Enter WAN-IFRA on Google search and 243,000 links immediately pop up. The numbers speak volumes on the scale and magnitude of the event that is being held in Hyderabad, the first ever in South Asia. But then here comes the corollary: members affiliated to WAN-IFRA, led by the erstwhile management team, want answers from Google and other content aggregators on the rampant use – or abuse – by users that is burning a hole in the pockets of publishers.
Strange as it may sound, where on the one hand search engines help push the salience and scope of the brand, on the other hand, the content generators feel being constantly misused and not being paid appropriately for use of their service.
In the session on ‘What do we do about Google? The great debate’, senior members from WAN-IFRA chose to put Google under the scanner and blame it for the several manipulations and losses it was causing to the content-generating community – namely the publishers.
The organisers began by questioning David Drummond, Senior VP & Chief Legal Counsel, Google Inc, USA, on the dubious focus that the online giant portrayed towards content on the web. “While the CEO says that it is a huge moral imperative to help newspapers, there comes another statement a little later stating that ‘we’re good for journalism’. It cannot get more contradicting than this. We publishers will have to ask ourselves and the online giants whether we need a sort of a recovery act to bring the legal landscape in line with today’s publishing technology,” stated Kees Spaan, President, Dutch Newspaper Publishers Association & Chairman, Copyright Working Party.
Sensing the heated aura that would be generated thereof, Drummond began by calling for a soft truce by stating, “Please don’t shoot, I am unarmed and I come with peace.” He, however, counter-questioned the gathering by stating, “If Google didn’t exist today, will the industry be better off? Apart from being a part of your problem, we want to play a proactive role in providing solutions.” He continued by bringing some facts to the attention of the audience. “Some of you may be frustrated for not getting any returns from Google, but that is not entirely true. We help you get your page views; and users go to the web to get information and we are just providers of that information,” he said.
As for some mechanism related to monetisation, Drummond said that Google was working on the ‘first click through’ method, where users could view five stories only and for any info beyond that, they would have to pay. “We are also in the process of launching a crawler or indexer wherein publishers can instruct us on the role that we need to play with regards to the use of content.
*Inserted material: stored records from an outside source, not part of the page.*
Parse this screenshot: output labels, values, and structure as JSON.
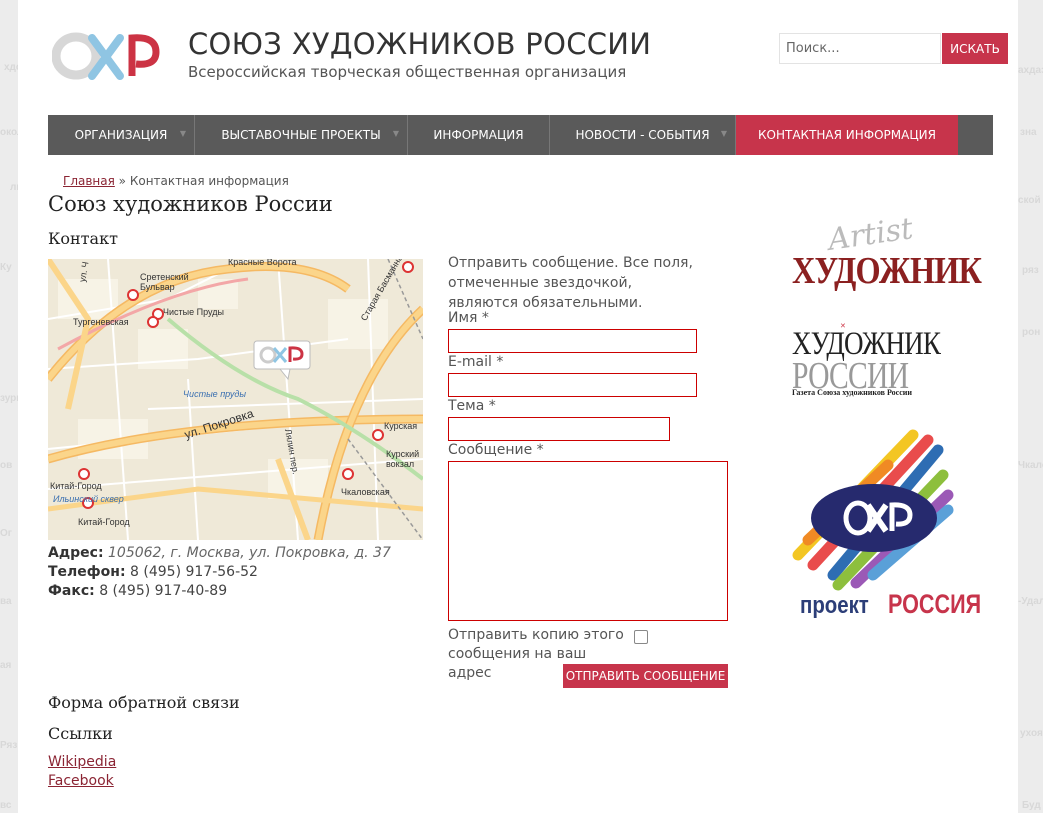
{
  "background_words": [
    "хдо",
    "окол",
    "льс",
    "Ку",
    "зурь",
    "ов",
    "Ог",
    "ва",
    "ая",
    "Ряз",
    "вс",
    "ахдаз",
    "зна",
    "ской",
    "рон",
    "Чкалов",
    "-Удал",
    "ухоярс",
    "Буд",
    "ряз"
  ],
  "header": {
    "logo_text": "СХР",
    "title": "СОЮЗ ХУДОЖНИКОВ РОССИИ",
    "subtitle": "Всероссийская творческая общественная организация"
  },
  "search": {
    "placeholder": "Поиск...",
    "button": "ИСКАТЬ"
  },
  "nav": [
    {
      "label": "ОРГАНИЗАЦИЯ",
      "has_submenu": true,
      "active": false
    },
    {
      "label": "ВЫСТАВОЧНЫЕ ПРОЕКТЫ",
      "has_submenu": true,
      "active": false
    },
    {
      "label": "ИНФОРМАЦИЯ",
      "has_submenu": false,
      "active": false
    },
    {
      "label": "НОВОСТИ - СОБЫТИЯ",
      "has_submenu": true,
      "active": false
    },
    {
      "label": "КОНТАКТНАЯ ИНФОРМАЦИЯ",
      "has_submenu": false,
      "active": true
    }
  ],
  "breadcrumb": {
    "home": "Главная",
    "sep": "»",
    "current": "Контактная информация"
  },
  "page_title": "Союз художников России",
  "contact": {
    "heading": "Контакт",
    "address_label": "Адрес:",
    "address": "105062, г. Москва, ул. Покровка, д. 37",
    "phone_label": "Телефон:",
    "phone": "8 (495) 917-56-52",
    "fax_label": "Факс:",
    "fax": "8 (495) 917-40-89"
  },
  "map": {
    "labels": [
      "Красные Ворота",
      "Сретенский Бульвар",
      "Чистые Пруды",
      "Тургеневская",
      "ул. Покровка",
      "Чистые пруды",
      "Старая Басманная",
      "Курская",
      "Курский вокзал",
      "Чкаловская",
      "Китай-Город",
      "Китай-Город",
      "Ильинский сквер",
      "ул. Ч",
      "Лялин пер."
    ]
  },
  "form": {
    "intro": "Отправить сообщение. Все поля, отмеченные звездочкой, являются обязательными.",
    "name_label": "Имя *",
    "email_label": "E-mail *",
    "subject_label": "Тема *",
    "message_label": "Сообщение *",
    "copy_label": "Отправить копию этого сообщения на ваш адрес",
    "submit": "ОТПРАВИТЬ СООБЩЕНИЕ"
  },
  "feedback_heading": "Форма обратной связи",
  "links": {
    "heading": "Ссылки",
    "items": [
      "Wikipedia",
      "Facebook"
    ]
  },
  "sidebar": {
    "logo1_script": "Artist",
    "logo1_title": "ХУДОЖНИК",
    "logo2_title_top": "ХУДОЖНИК",
    "logo2_title_bottom": "РОССИИ",
    "logo2_caption": "Газета Союза художников России",
    "logo3_word1": "проект",
    "logo3_word2": "РОССИЯ"
  },
  "colors": {
    "accent": "#c7344b",
    "nav_bg": "#5a5a5a",
    "link": "#8b2433"
  }
}
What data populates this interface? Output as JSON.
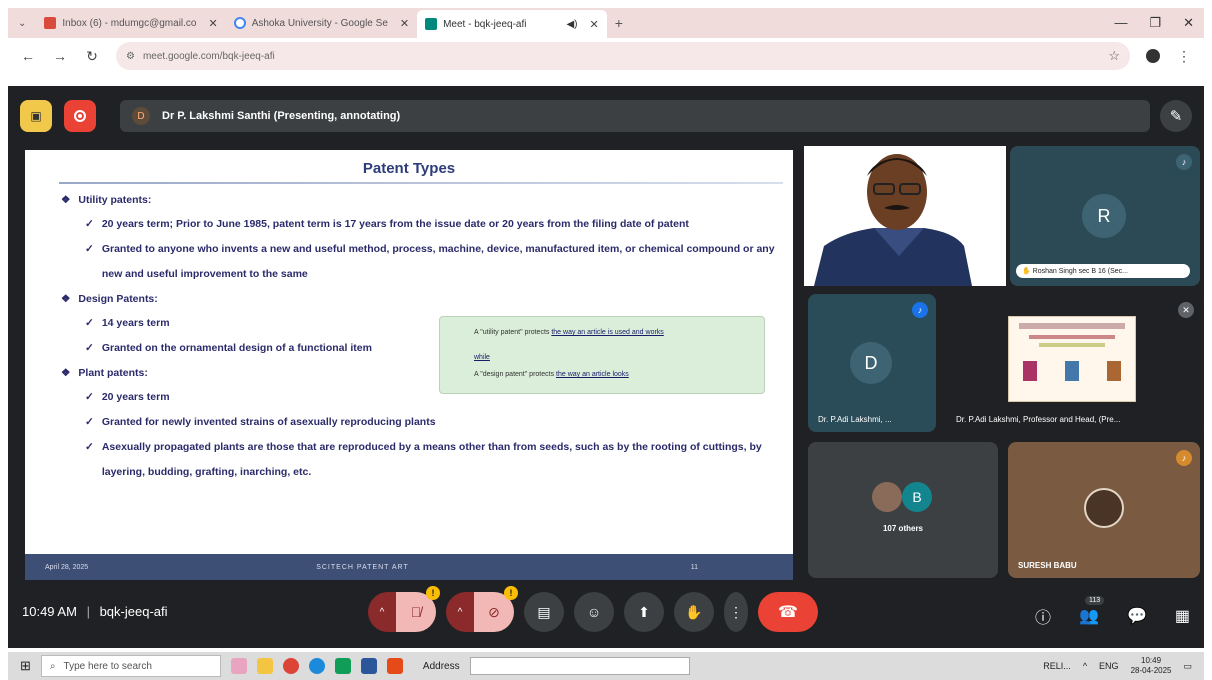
{
  "browser": {
    "tabs": [
      {
        "label": "Inbox (6) - mdumgc@gmail.co",
        "icon": "gmail-icon",
        "active": false
      },
      {
        "label": "Ashoka University - Google Se",
        "icon": "google-icon",
        "active": false
      },
      {
        "label": "Meet - bqk-jeeq-afi",
        "icon": "meet-icon",
        "active": true
      }
    ],
    "new_tab": "+",
    "url": "meet.google.com/bqk-jeeq-afi"
  },
  "meet": {
    "presenter_initial": "D",
    "presenter_label": "Dr P. Lakshmi Santhi (Presenting, annotating)",
    "slide": {
      "title": "Patent Types",
      "sections": [
        {
          "heading": "Utility patents:",
          "bullets": [
            "20 years term; Prior to June 1985,  patent term is 17 years from the issue date or 20 years from the filing date of patent",
            "Granted to anyone who invents a new and useful method, process, machine, device, manufactured item, or chemical compound or any new and useful improvement to the same"
          ]
        },
        {
          "heading": "Design Patents:",
          "bullets": [
            "14 years term",
            "Granted on the ornamental design of a functional item"
          ]
        },
        {
          "heading": "Plant patents:",
          "bullets": [
            "20 years term",
            "Granted for newly invented strains of asexually reproducing plants",
            "Asexually propagated plants are those that are reproduced by a means other than from seeds, such as by the rooting of cuttings, by layering, budding, grafting, inarching, etc."
          ]
        }
      ],
      "note": {
        "line1_pre": "A \"utility patent\" protects ",
        "line1_link": "the way an article is used and works",
        "line2": "while",
        "line3_pre": "A \"design patent\" protects ",
        "line3_link": "the way an article looks"
      },
      "footer_date": "April 28, 2025",
      "footer_center": "SCITECH PATENT ART",
      "footer_page": "11"
    },
    "participants": [
      {
        "name": "Roshan Singh sec B 16 (Sec...",
        "initial": "R"
      },
      {
        "name": "Dr. P.Adi Lakshmi, ...",
        "initial": "D"
      },
      {
        "name": "Dr. P.Adi Lakshmi, Professor and Head, (Pre..."
      },
      {
        "name": "107 others",
        "initial": "B"
      },
      {
        "name": "SURESH BABU"
      }
    ],
    "time": "10:49 AM",
    "meeting_code": "bqk-jeeq-afi",
    "people_count": "113"
  },
  "taskbar": {
    "search_placeholder": "Type here to search",
    "address_label": "Address",
    "tray_text": "RELI...",
    "lang": "ENG",
    "clock_time": "10:49",
    "clock_date": "28-04-2025"
  },
  "colors": {
    "accent_red": "#ea4335",
    "meet_bg": "#202124",
    "slide_footer": "#3d4f74"
  }
}
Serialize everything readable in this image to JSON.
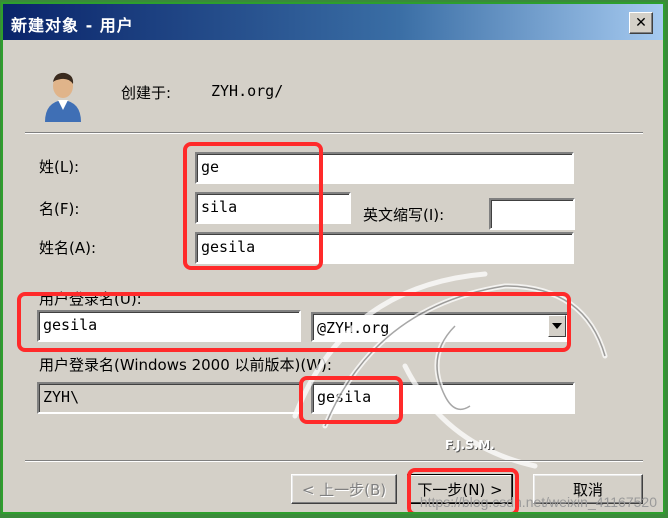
{
  "window": {
    "title": "新建对象 - 用户",
    "close_glyph": "✕"
  },
  "created_in": {
    "label": "创建于:",
    "value": "ZYH.org/"
  },
  "form": {
    "last_name": {
      "label": "姓(L):",
      "value": "ge"
    },
    "first_name": {
      "label": "名(F):",
      "value": "sila"
    },
    "initials": {
      "label": "英文缩写(I):",
      "value": ""
    },
    "full_name": {
      "label": "姓名(A):",
      "value": "gesila"
    },
    "logon_name": {
      "label": "用户登录名(U):",
      "value": "gesila",
      "domain": "@ZYH.org"
    },
    "pre2000_logon": {
      "label": "用户登录名(Windows 2000 以前版本)(W):",
      "domain": "ZYH\\",
      "value": "gesila"
    }
  },
  "buttons": {
    "back": "< 上一步(B)",
    "next": "下一步(N) >",
    "cancel": "取消"
  },
  "watermark": {
    "logo_text": "F.J.S.M.",
    "url": "https://blog.csdn.net/weixin_41167520"
  },
  "colors": {
    "annotation": "#ff2a2a",
    "title_bar": "#0a246a",
    "dialog_bg": "#d4d0c8"
  }
}
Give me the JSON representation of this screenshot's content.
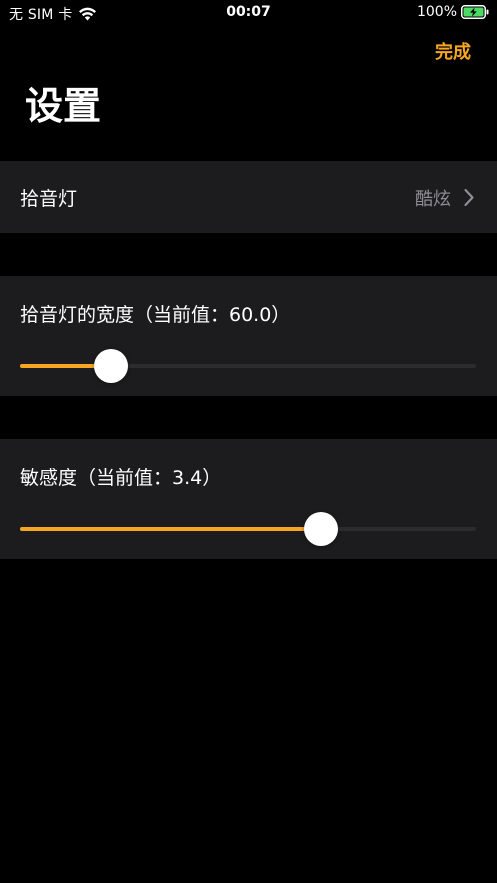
{
  "status_bar": {
    "carrier": "无 SIM 卡",
    "time": "00:07",
    "battery": "100%"
  },
  "nav": {
    "done_label": "完成"
  },
  "page": {
    "title": "设置"
  },
  "mode_cell": {
    "label": "拾音灯",
    "value": "酷炫"
  },
  "width_cell": {
    "label": "拾音灯的宽度（当前值：60.0）",
    "slider_fraction": 0.2
  },
  "sensitivity_cell": {
    "label": "敏感度（当前值：3.4）",
    "slider_fraction": 0.66
  },
  "colors": {
    "accent": "#f6a623",
    "background": "#000000",
    "cell_background": "#1c1c1e",
    "track": "#2c2c2e",
    "secondary_text": "#8e8e93",
    "battery_charge": "#4cd964"
  },
  "icons": {
    "wifi": "wifi-icon",
    "battery": "battery-charging-icon",
    "chevron": "chevron-right-icon"
  }
}
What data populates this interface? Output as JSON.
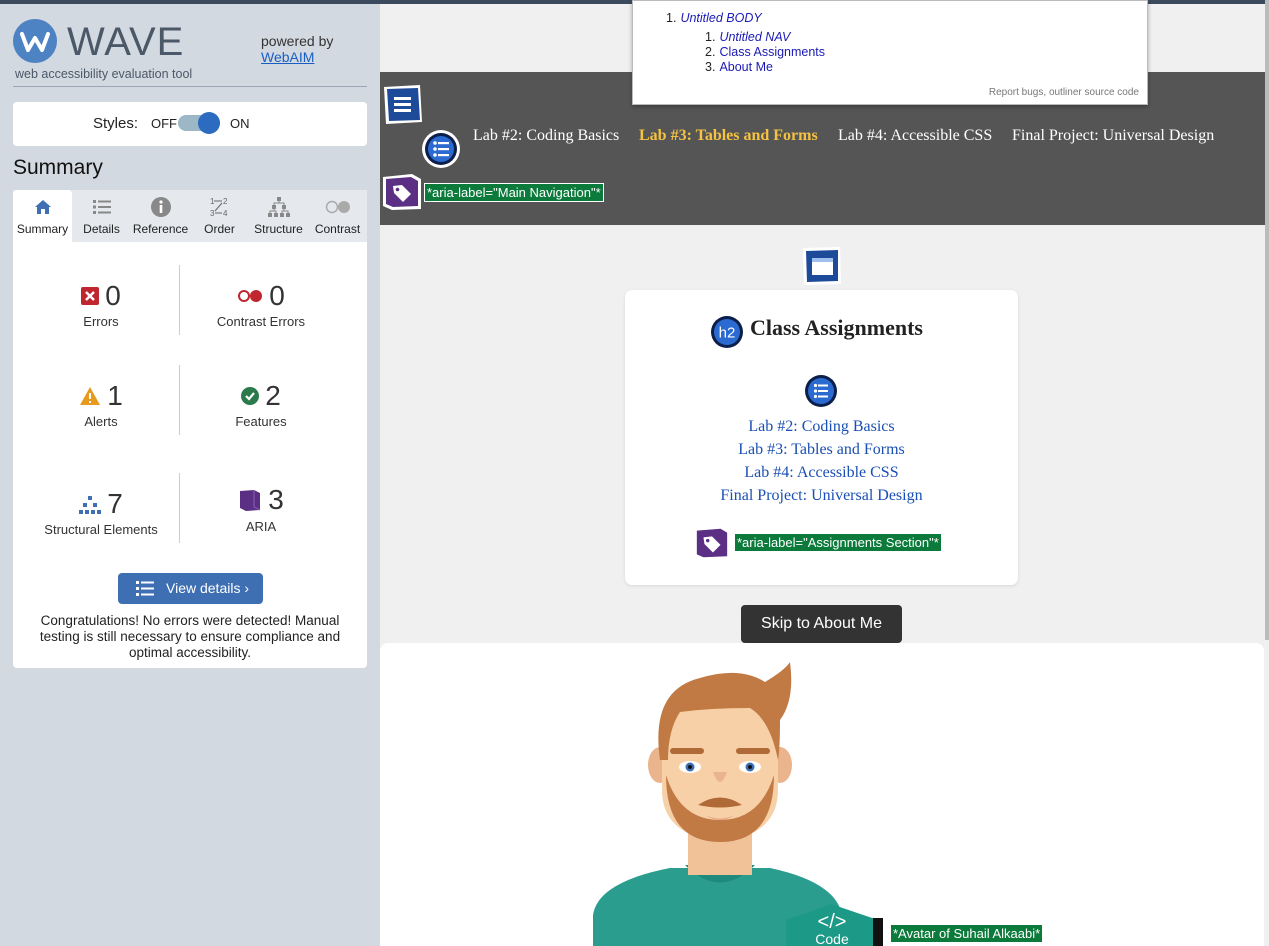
{
  "wave": {
    "brand": "WAVE",
    "subtitle": "web accessibility evaluation tool",
    "powered_by": "powered by",
    "webaim": "WebAIM",
    "styles_label": "Styles:",
    "styles_off": "OFF",
    "styles_on": "ON",
    "summary_title": "Summary",
    "tabs": [
      {
        "label": "Summary",
        "icon": "home-icon",
        "active": true
      },
      {
        "label": "Details",
        "icon": "list-icon"
      },
      {
        "label": "Reference",
        "icon": "info-icon"
      },
      {
        "label": "Order",
        "icon": "order-icon"
      },
      {
        "label": "Structure",
        "icon": "structure-icon"
      },
      {
        "label": "Contrast",
        "icon": "contrast-icon"
      }
    ],
    "stats": {
      "errors": {
        "value": "0",
        "label": "Errors"
      },
      "contrast_errors": {
        "value": "0",
        "label": "Contrast Errors"
      },
      "alerts": {
        "value": "1",
        "label": "Alerts"
      },
      "features": {
        "value": "2",
        "label": "Features"
      },
      "structural": {
        "value": "7",
        "label": "Structural Elements"
      },
      "aria": {
        "value": "3",
        "label": "ARIA"
      }
    },
    "view_details": "View details ›",
    "congrats": "Congratulations! No errors were detected! Manual testing is still necessary to ensure compliance and optimal accessibility."
  },
  "outline": {
    "items": [
      {
        "num": "1.",
        "label": "Untitled BODY"
      }
    ],
    "sub_items": [
      {
        "num": "1.",
        "label": "Untitled NAV",
        "italic": true
      },
      {
        "num": "2.",
        "label": "Class Assignments"
      },
      {
        "num": "3.",
        "label": "About Me"
      }
    ],
    "report_bugs": "Report bugs",
    "separator": ",",
    "source": "outliner source code"
  },
  "nav": {
    "links": [
      {
        "label": "Lab #2: Coding Basics"
      },
      {
        "label": "Lab #3: Tables and Forms",
        "active": true
      },
      {
        "label": "Lab #4: Accessible CSS"
      },
      {
        "label": "Final Project: Universal Design"
      }
    ],
    "aria_label": "*aria-label=\"Main Navigation\"*"
  },
  "assignments": {
    "heading_badge": "h2",
    "title": "Class Assignments",
    "links": [
      "Lab #2: Coding Basics",
      "Lab #3: Tables and Forms",
      "Lab #4: Accessible CSS",
      "Final Project: Universal Design"
    ],
    "aria_label": "*aria-label=\"Assignments Section\"*"
  },
  "skip_button": "Skip to About Me",
  "about": {
    "code_badge_symbol": "</>",
    "code_badge_label": "Code",
    "avatar_alt": "*Avatar of Suhail Alkaabi*"
  },
  "colors": {
    "nav_bg": "#555555",
    "nav_active": "#f5c242",
    "link_blue": "#1a4fb3",
    "aria_green": "#0b7a3a",
    "wave_blue": "#3f6fb3"
  }
}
But all this is possible only after we sit across and agree on concrete solutions that will be beneficial to both the parties.”